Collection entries
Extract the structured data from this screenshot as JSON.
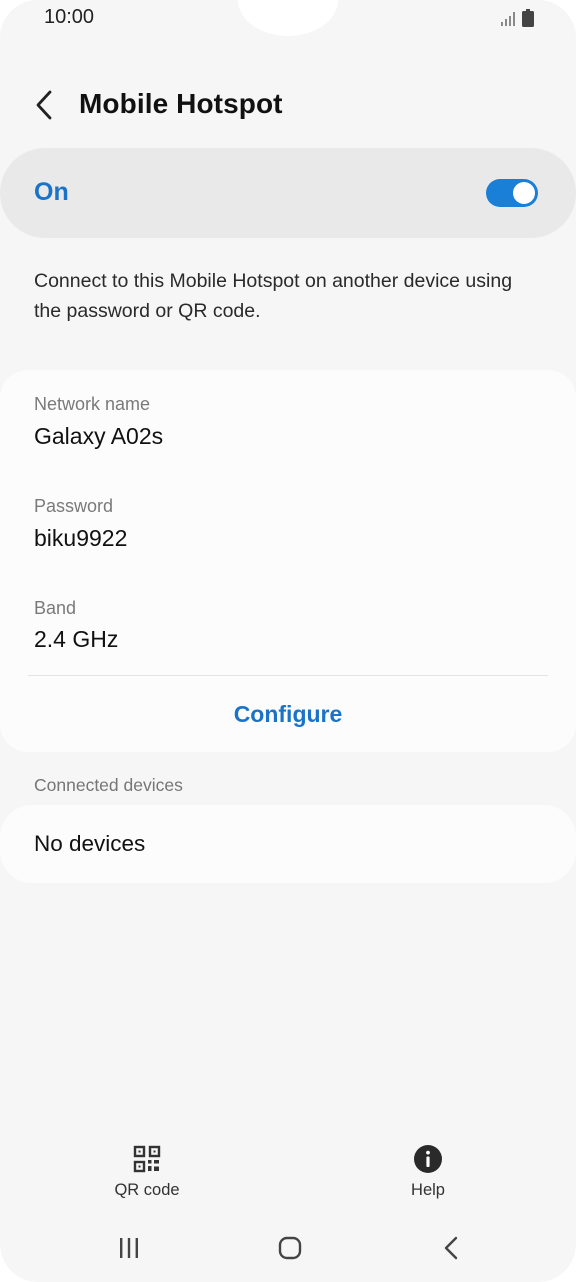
{
  "status_bar": {
    "time": "10:00",
    "icons": [
      "signal-icon",
      "battery-icon"
    ]
  },
  "header": {
    "back_icon": "chevron-left-icon",
    "title": "Mobile Hotspot"
  },
  "toggle": {
    "label": "On",
    "state": "on",
    "accent_color": "#1a7fd6"
  },
  "description": "Connect to this Mobile Hotspot on another device using the password or QR code.",
  "details": {
    "network_name_label": "Network name",
    "network_name_value": "Galaxy A02s",
    "password_label": "Password",
    "password_value": "biku9922",
    "band_label": "Band",
    "band_value": "2.4 GHz",
    "configure_label": "Configure"
  },
  "connected_devices": {
    "header": "Connected devices",
    "empty_text": "No devices"
  },
  "bottom_actions": {
    "qr_label": "QR code",
    "qr_icon": "qr-code-icon",
    "help_label": "Help",
    "help_icon": "info-icon"
  },
  "nav_bar": {
    "recents_icon": "recents-icon",
    "home_icon": "home-icon",
    "back_icon": "back-nav-icon"
  },
  "colors": {
    "accent": "#1a73c8",
    "background": "#f6f6f6",
    "card": "#fcfcfc"
  }
}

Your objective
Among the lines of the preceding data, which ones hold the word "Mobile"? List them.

Result for this exercise
    "title": "Mobile Hotspot"
  "description": "Connect to this Mobile Hotspot on another device using the password or QR code.",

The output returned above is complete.